Mercito Gesta takes on Roberto Manzanarez, hopes for another title opportunity

Lightweight Mercito Gesta, right, trains with Freddie Roach at Wild Card Gym in Hollywood, California. Joe Scarnici/Getty Images

The only two fights Mercito "No Mercy" Gesta lost in 35 professional bouts came when a world title was on the line. Thursday the San Diego-based Filipino begins his quest for a third shot when he takes on Roberto "Tito" Manzanarez in a 10-round lightweight match at the Fantasy Springs Resort Casino in Indio, California.

In his most recent bout, the 30-year-old Gesta (31-2-2, 17 KOs) lost a unanimous 12-round decision to then 135-pound titleholder Jorge Linares on Jan. 27, 2018.

"They swapped a lot of clean punches, but it was Linares who was landing the harder shots," reported ESPN's Dan Rafael from ringside.

Gesta's other title fight defeat came against Miguel Vazquez in August 2012, also via unanimous decision. Vazquez has subsequently lost his title and moved up to welterweight.

Manzanarez (36-1, 29 KOs) is no easy comeback opponent. He is younger than Gesta by seven years, taller by five inches and his reach is three inches longer.

"We've been checking out video on my opponent," Gesta said. "Manzanarez really uses his height. He knows how to back up and he knows how to use his reach when he comes to attack. He's going to be a difficult opponent for me, but we're prepared for this. We studied him, and we have a plan for this fight."

One advantage Gesta has is that he's fought better opposition. Besides going the distance with Linares and Vazquez, he came off the floor to win a unanimous decision over Gilberto Gonzalez, who was on an eight-bout winning streak going into their April 2017 match.

Gesta turned pro in 2003 without benefit of any amateur bouts. He tallied 10 wins and a draw in the Philippines before relocating to the United States in 2006.

Although the 23-year-old Manzanarez was born in Phoenix, Arizona, he moved to Los Mochis, Mexico, when he was 12 years old. He doesn't know the exact number but said he had around 100 amateur fights before turning pro in September 2010 at the age of 15.

Although he has a 78 percent knockout ratio, Manzanarez is not a slugger. He's a counterpuncher who makes good use of his height, reach and quick feet.

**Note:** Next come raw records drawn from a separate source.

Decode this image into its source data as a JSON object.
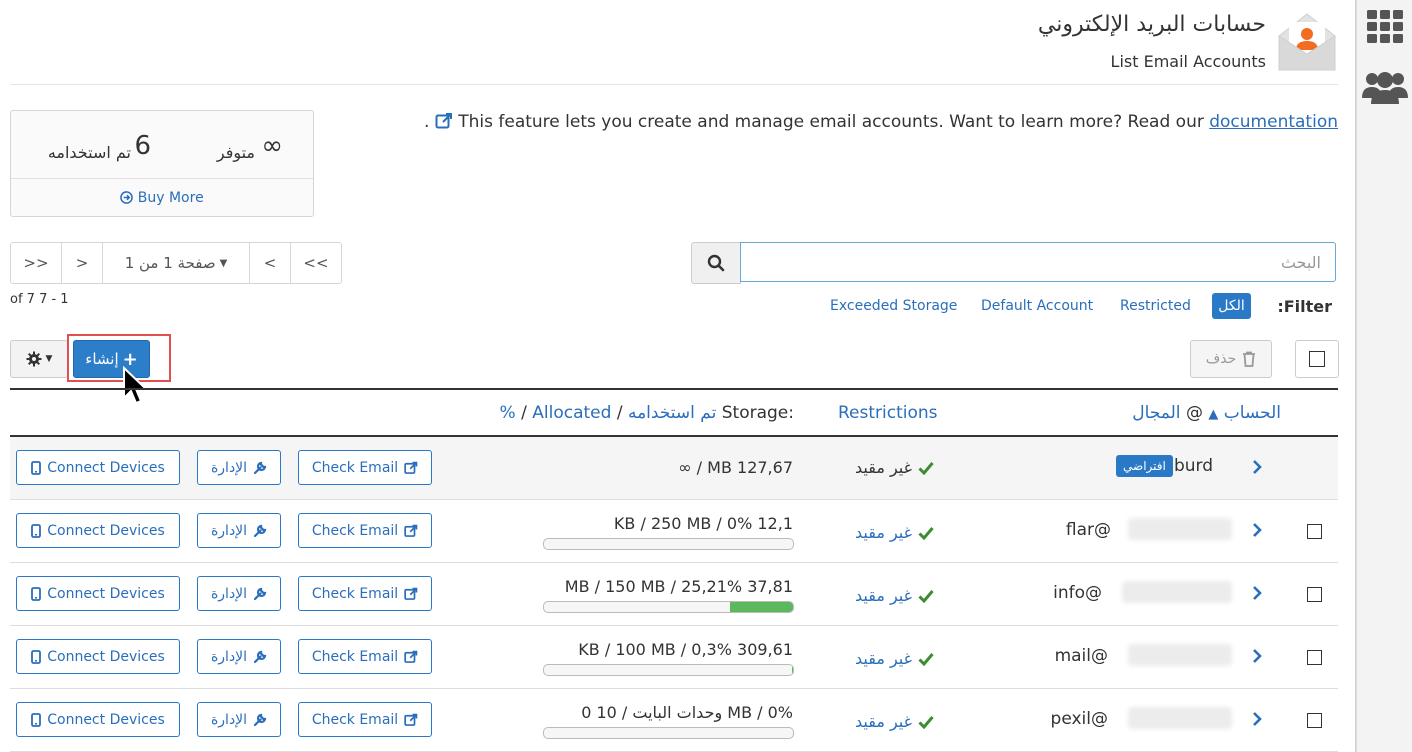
{
  "header": {
    "title_ar": "حسابات البريد الإلكتروني",
    "title_en": "List Email Accounts"
  },
  "stats": {
    "available_value": "∞",
    "available_label": "متوفر",
    "used_value": "6",
    "used_label": "تم استخدامه",
    "buy_more": "Buy More"
  },
  "info": {
    "text": "This feature lets you create and manage email accounts. Want to learn more? Read our",
    "link": "documentation",
    "trailing": "."
  },
  "pagination": {
    "first": ">>",
    "prev": ">",
    "page_label": "صفحة 1 من 1",
    "next": "<",
    "last": "<<",
    "count": "of 7 7 - 1"
  },
  "search": {
    "placeholder": "البحث"
  },
  "filters": {
    "label": ":Filter",
    "all": "الكل",
    "restricted": "Restricted",
    "default_account": "Default Account",
    "exceeded_storage": "Exceeded Storage"
  },
  "actions": {
    "delete": "حذف",
    "create": "إنشاء"
  },
  "table": {
    "col_account": "الحساب",
    "col_at": "@",
    "col_domain": "المجال",
    "col_restrictions": "Restrictions",
    "col_storage_label": ":Storage",
    "col_storage_used": "تم استخدامه",
    "col_storage_sep1": "/",
    "col_storage_allocated": "Allocated",
    "col_storage_sep2": "/",
    "col_storage_pct": "%",
    "rows": [
      {
        "account": "burd",
        "badge": "افتراضي",
        "restriction": "غير مقيد",
        "storage": "∞ / MB 127,67",
        "pct": null
      },
      {
        "account": "flar@",
        "restriction": "غير مقيد",
        "storage": "KB / 250 MB / 0% 12,1",
        "pct": 0
      },
      {
        "account": "info@",
        "restriction": "غير مقيد",
        "storage": "MB / 150 MB / 25,21% 37,81",
        "pct": 25.21
      },
      {
        "account": "mail@",
        "restriction": "غير مقيد",
        "storage": "KB / 100 MB / 0,3% 309,61",
        "pct": 0.3
      },
      {
        "account": "pexil@",
        "restriction": "غير مقيد",
        "storage": "0 وحدات البايت / 10 MB / 0%",
        "pct": 0
      }
    ],
    "btn_check": "Check Email",
    "btn_manage": "الإدارة",
    "btn_connect": "Connect Devices"
  },
  "colors": {
    "primary": "#2a79c7",
    "link": "#2a6ebb",
    "success": "#5cb85c",
    "check": "#3c8d2f",
    "highlight": "#e05050"
  }
}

Sometimes, however, he is too tentative and can be outworked.

"Robert's very relaxed in the ring. That's OK, but sometimes you've got to be a little bit aggressive," said his trainer, Jose Benavidez. "I have to pressure him to give me some more explosive combinations, to take the initiative."

Manzanarez has been training for approximately three months for the Gesta fight, first in his family's gym in Los Mochis, then at the City Boxing Club in Las Vegas.

"I've seen Mercito Gesta fight before," Manzanarez said. "He's a fast fighter, but I think I can beat him. I've been training really hard for this fight and I'm confident. It's going to be a good fight."

Fans might be in for a treat in the co-feature, when featherweights Manny "Chato" Robles III and Edgar "Kid Neza" Valerio meet in a battle of undefeated prospects.

Like most prospects, Robles (15-0, 7 KOs) and Valerio (13-0, 8 KOs) have been fighting limited opposition, which makes this match a significant step up. It will also be the first scheduled 10-rounder for both boxers.

The 24-year-old Robles, from Lake Elsinore, California, was originally trained by his father, Manny Roble Jr., but is currently working with Rudy Hernandez at Legendz Gym in Norwalk, California.

"I started working with Rudy just to get a different look," Robles said. "My dad is always going to be there. He's always going to be my coach."

Although the Valerio fight is only his second working with Hernandez, Robles is pleased with the results.

"Training with Rudy has kind of changed my style," Robles said. "I've really improved on fighting on the inside, so that's been great, and I'm picking my shots, turning my punches over, just having more power in my shots.

"This is a big opportunity for me, my first 10-round fight and I'll be showcasing my talents on ESPN. That's going to be cool. It's the most important fight of my life, that's for sure."

Under his original management, Valerio had difficulty getting fights and didn't fight at all in 2015, but that changed when Joel De La Hoya became his manager and Golden Boy his promoter. He had five fights in 2016 and three in 2017. The Robles match will be his second in 2018.

Valerio, 23, was born in Ciudad Nezahualcóyotl, México, but was raised in Los Angeles. In his most recent bout, he scored a wicked first-round one-punch knockout of Giovani Carlo at the Belasco Theater in Los Angles, the venue for eight of his fights.

"I believe Manny Robles is a very good fighter, one of the most talented upcoming young gladiators," Valerio said. "This is a difficult fight; this is the reality of boxing. You can't be like, 'Oh my God, I'm facing another undefeated fighter.' We're taking this opportunity, grabbing it with both hands. We're going to prevail. We're going to conquer, devour, and demonstrate our abilities and show what boxing's all about."